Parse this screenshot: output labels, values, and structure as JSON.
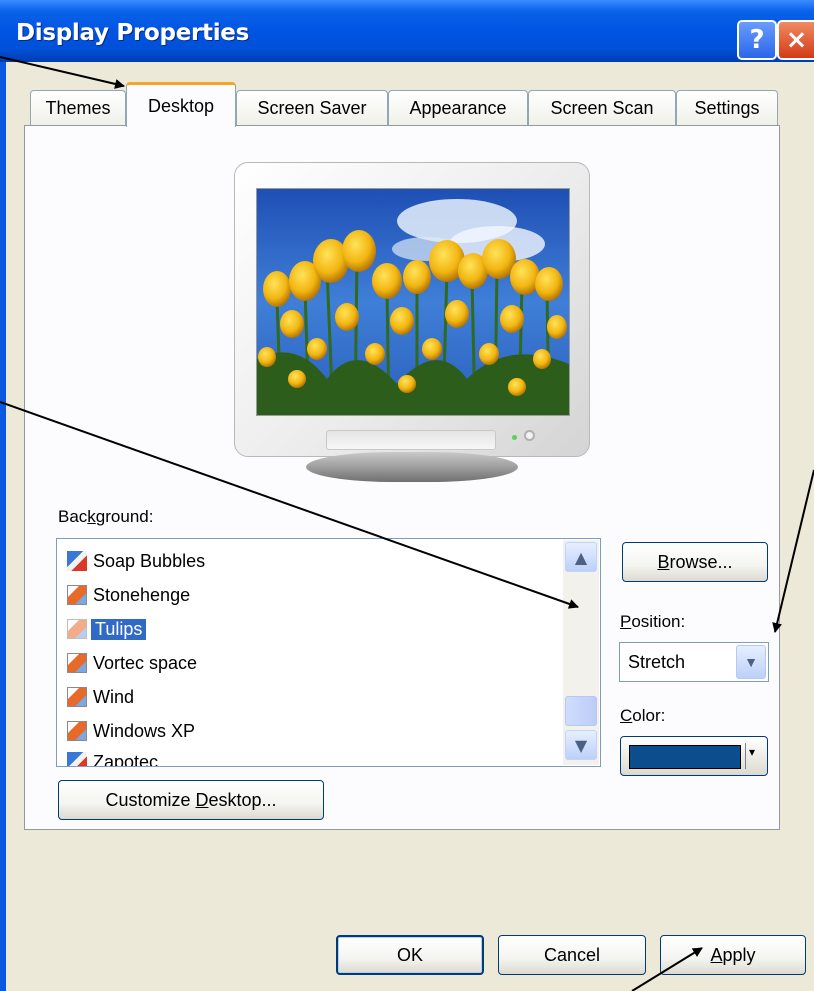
{
  "window": {
    "title": "Display Properties",
    "help_label": "?",
    "close_label": "×"
  },
  "tabs": [
    {
      "label": "Themes"
    },
    {
      "label": "Desktop",
      "active": true
    },
    {
      "label": "Screen Saver"
    },
    {
      "label": "Appearance"
    },
    {
      "label": "Screen Scan"
    },
    {
      "label": "Settings"
    }
  ],
  "background": {
    "label_pre": "Bac",
    "label_key": "k",
    "label_post": "ground:",
    "items": [
      {
        "label": "Soap Bubbles",
        "icon": "brush-image-icon"
      },
      {
        "label": "Stonehenge",
        "icon": "image-file-icon"
      },
      {
        "label": "Tulips",
        "icon": "image-file-icon",
        "selected": true
      },
      {
        "label": "Vortec space",
        "icon": "image-file-icon"
      },
      {
        "label": "Wind",
        "icon": "image-file-icon"
      },
      {
        "label": "Windows XP",
        "icon": "image-file-icon"
      },
      {
        "label": "Zapotec",
        "icon": "brush-image-icon"
      }
    ],
    "scroll_up": "▲",
    "scroll_down": "▼"
  },
  "browse": {
    "pre": "",
    "key": "B",
    "post": "rowse..."
  },
  "position": {
    "label_key": "P",
    "label_post": "osition:",
    "value": "Stretch",
    "dropdown_glyph": "▼"
  },
  "color": {
    "label_key": "C",
    "label_post": "olor:",
    "value": "#0c4d8e",
    "arrow": "▾"
  },
  "customize": {
    "pre": "Customize ",
    "key": "D",
    "post": "esktop..."
  },
  "footer": {
    "ok": "OK",
    "cancel": "Cancel",
    "apply_key": "A",
    "apply_post": "pply"
  },
  "colors": {
    "titlebar": "#0054e3",
    "selection": "#316ac5",
    "dialog_bg": "#ece9d8",
    "active_tab_highlight": "#f5a623"
  }
}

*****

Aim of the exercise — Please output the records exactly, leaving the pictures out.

Answer section —
Parse this screenshot: output labels, values, and structure as JSON.
{
  "window": {
    "title": "Display Properties",
    "help_label": "?",
    "close_label": "×"
  },
  "tabs": [
    {
      "label": "Themes"
    },
    {
      "label": "Desktop",
      "active": true
    },
    {
      "label": "Screen Saver"
    },
    {
      "label": "Appearance"
    },
    {
      "label": "Screen Scan"
    },
    {
      "label": "Settings"
    }
  ],
  "background": {
    "label_pre": "Bac",
    "label_key": "k",
    "label_post": "ground:",
    "items": [
      {
        "label": "Soap Bubbles",
        "icon": "brush-image-icon"
      },
      {
        "label": "Stonehenge",
        "icon": "image-file-icon"
      },
      {
        "label": "Tulips",
        "icon": "image-file-icon",
        "selected": true
      },
      {
        "label": "Vortec space",
        "icon": "image-file-icon"
      },
      {
        "label": "Wind",
        "icon": "image-file-icon"
      },
      {
        "label": "Windows XP",
        "icon": "image-file-icon"
      },
      {
        "label": "Zapotec",
        "icon": "brush-image-icon"
      }
    ],
    "scroll_up": "▲",
    "scroll_down": "▼"
  },
  "browse": {
    "pre": "",
    "key": "B",
    "post": "rowse..."
  },
  "position": {
    "label_key": "P",
    "label_post": "osition:",
    "value": "Stretch",
    "dropdown_glyph": "▼"
  },
  "color": {
    "label_key": "C",
    "label_post": "olor:",
    "value": "#0c4d8e",
    "arrow": "▾"
  },
  "customize": {
    "pre": "Customize ",
    "key": "D",
    "post": "esktop..."
  },
  "footer": {
    "ok": "OK",
    "cancel": "Cancel",
    "apply_key": "A",
    "apply_post": "pply"
  },
  "colors": {
    "titlebar": "#0054e3",
    "selection": "#316ac5",
    "dialog_bg": "#ece9d8",
    "active_tab_highlight": "#f5a623"
  }
}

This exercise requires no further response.